I'd like the data below restated word for word, with the pictures left out.

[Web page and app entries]
----

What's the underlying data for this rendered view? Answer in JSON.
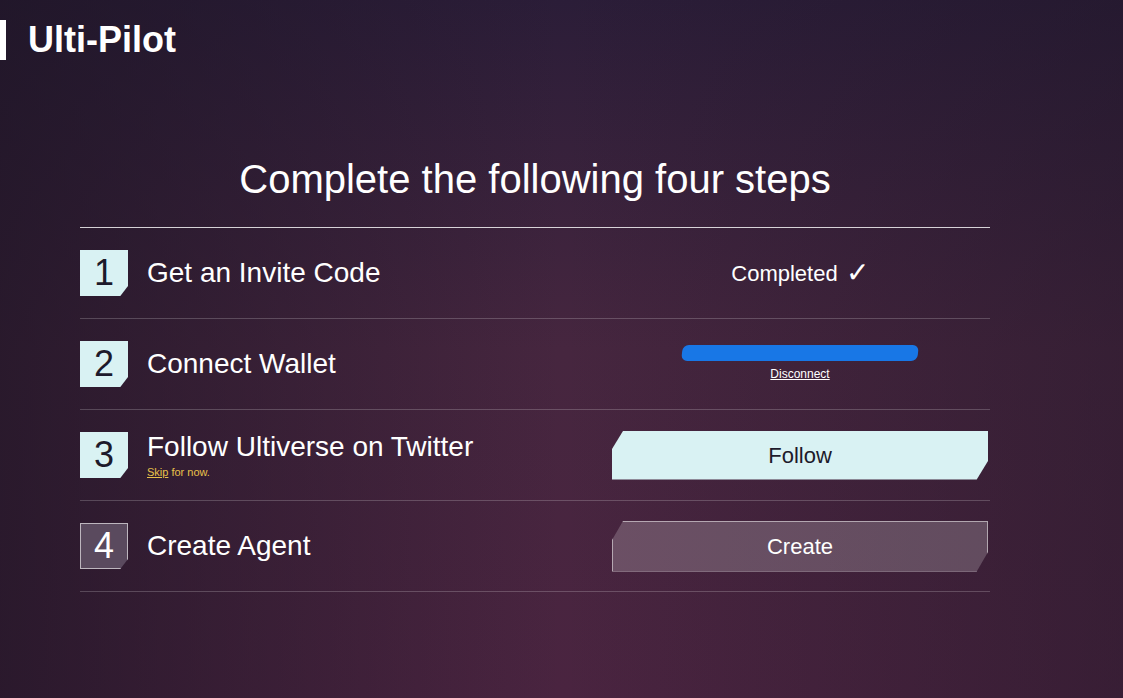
{
  "app": {
    "title": "Ulti-Pilot"
  },
  "heading": "Complete the following four steps",
  "steps": [
    {
      "number": "1",
      "label": "Get an Invite Code",
      "kind": "status",
      "highlighted": true,
      "status": "Completed",
      "status_icon": "✓"
    },
    {
      "number": "2",
      "label": "Connect Wallet",
      "kind": "wallet",
      "highlighted": true,
      "address_redacted": true,
      "action": "Disconnect"
    },
    {
      "number": "3",
      "label": "Follow Ultiverse on Twitter",
      "kind": "button",
      "highlighted": true,
      "button": "Follow",
      "skip": {
        "link": "Skip",
        "text": "for now."
      }
    },
    {
      "number": "4",
      "label": "Create Agent",
      "kind": "button",
      "highlighted": false,
      "button": "Create"
    }
  ]
}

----

*RESULT OF THE EXERCISE:*
What's the underlying data for this rendered view? Answer in JSON.
{
  "app": {
    "title": "Ulti-Pilot"
  },
  "heading": "Complete the following four steps",
  "steps": [
    {
      "number": "1",
      "label": "Get an Invite Code",
      "kind": "status",
      "highlighted": true,
      "status": "Completed",
      "status_icon": "✓"
    },
    {
      "number": "2",
      "label": "Connect Wallet",
      "kind": "wallet",
      "highlighted": true,
      "address_redacted": true,
      "action": "Disconnect"
    },
    {
      "number": "3",
      "label": "Follow Ultiverse on Twitter",
      "kind": "button",
      "highlighted": true,
      "button": "Follow",
      "skip": {
        "link": "Skip",
        "text": "for now."
      }
    },
    {
      "number": "4",
      "label": "Create Agent",
      "kind": "button",
      "highlighted": false,
      "button": "Create"
    }
  ]
}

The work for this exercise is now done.